RACHEL MARTIN, HOST:
Liberty University is one of the country's largest private evangelical institutions. It's known for a strict moral code called the Liberty Way. That means no drinking, no smoking, no sex outside of marriage. But some former students now allege the school used that same code of conduct to discourage reports of sexual assaults. A warning - some listeners will find this subject matter disturbing.
Hannah Dreyfus of ProPublica reported on this and told me some of the women on campus faced a difficult choice.
HANNAH DREYFUS: Many of the women I spoke to decided to not even try and engage the university because they had seen their friends come off so much worse off for trying to do so. But among the women who did come forward, we see a lot of really disturbing patterns. One of those that stood out was that in the process of reporting an assault, women were asked to sign a document acknowledging that they could be punished for breaking the Liberty Way, which is the university's strict code of conduct. So...
MARTIN: In other words, if it came out, that they would be blamed for participating in that or for drinking at a party where the alleged assault happened.
DREYFUS: Exactly. Consuming alcohol, being at a party, being in an enclosed space with a member of the opposite sex - these are all things that stand alone as infractions of the Liberty Way. So even though there's supposed to be an amnesty policy at the school that protects students against being punished for self-reporting, they were still given papers to sign that said, if you move forward with your assault charges, just know that you could be on the line for these punishments as well.
MARTIN: So did you get a sense from your reporting that the university was actively trying to cover these assaults up?
DREYFUS: The word cover up has a lot that comes with it. But it is clear that the school did not facilitate reporting, that when women did come forward and report sexual harassment, there were attempts to dissuade women from continuing to pursue their charges, a lack of information given to victims of sexual assault about what their options were.
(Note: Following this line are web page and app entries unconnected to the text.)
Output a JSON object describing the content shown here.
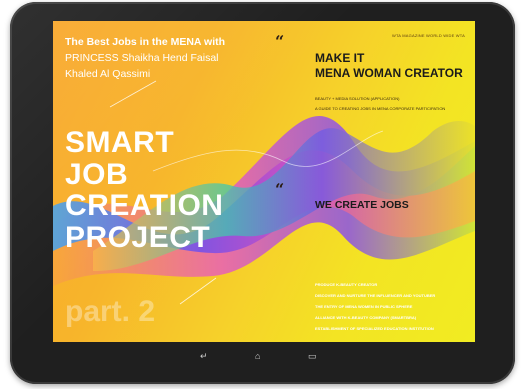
{
  "header": {
    "line1": "The Best Jobs in the MENA with",
    "line2": "PRINCESS Shaikha Hend Faisal",
    "line3": "Khaled Al Qassimi"
  },
  "magazine": "WTA MAGAZINE WORLD WIDE WTA",
  "make_it": {
    "line1": "MAKE IT",
    "line2": "MENA WOMAN CREATOR"
  },
  "make_it_sub": [
    "BEAUTY + MEDIA SOLUTION (APPLICATION)",
    "A GUIDE TO CREATING JOBS IN MENA CORPORATE PARTICIPATION"
  ],
  "we_create": "WE CREATE JOBS",
  "big_title": [
    "SMART",
    "JOB",
    "CREATION",
    "PROJECT"
  ],
  "part": "part. 2",
  "bottom_list": [
    "PRODUCE K-BEAUTY CREATOR",
    "DISCOVER AND NURTURE THE INFLUENCER AND YOUTUBER",
    "THE ENTRY OF MENA WOMEN IN PUBLIC SPHERE",
    "ALLIANCE WITH K-BEAUTY COMPANY (SMARTBRA)",
    "ESTABLISHMENT OF SPECIALIZED EDUCATION INSTITUTION"
  ],
  "quote_mark": "“",
  "tablet_buttons": {
    "back": "↵",
    "home": "⌂",
    "menu": "▭"
  },
  "colors": {
    "background_start": "#f9a72b",
    "background_end": "#f1ec22",
    "wave_purple": "#7a4be0",
    "wave_teal": "#39c6b0",
    "wave_magenta": "#d94dbf"
  }
}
And it was made clear to those who did engage fully with the university that the evidence that they provided wasn't going to be taken seriously because in certain cases, pieces of evidence were actually removed from complainants' files without their knowledge or permission.
MARTIN: The current president of the school, Jerry Prevo, put out a new statement saying the Liberty Way should never be misused to cover up wrongdoing. He's also insisting the school, quote, "will not tolerate Title IX violations, sexual abuse or sexual assault in any form at any time." Prevo only took over the school last year, when Jerry Falwell Jr. stepped down. How much of what you discovered can be connected to Falwell's leadership?
DREYFUS: Much of what I discovered took place over the tenure of Falwell's leadership. And students describe to me that Jerry Falwell's impact on campus did, in fact, impact whether or not they felt safe to come forward.
MARTIN: Sexual assault survivors have said they want a cultural change at Liberty. What are they asking for, and what's really feasible in a religious school with such a strict moral code?
DREYFUS: So I think the answer is that they're looking to reframe the stress that's put on purity culture on campus. And purity culture is a preoccupation with not having sex before marriage and, to a great extent, vilifying those who do have sex before marriage - and mainly the women - because it's a concept that women need to safeguard their virginity and that their virginity speaks to their value as a person and that if they do something to put that in peril, it is, in fact, their fault. And the pervasiveness of purity culture on campus is part of what makes sexual assault so impossible to handle because the assumption of guilt is immediately placed on the victim rather than on the assailant for having put herself in a position where she could have been assaulted. And that, I think, is what students are really looking at needs to change.
MARTIN: Hannah Dreyfus of ProPublica, thank you so much for taking the time and sharing your reporting.
DREYFUS: Of course - it's been an honor. Transcript provided by NPR, Copyright NPR.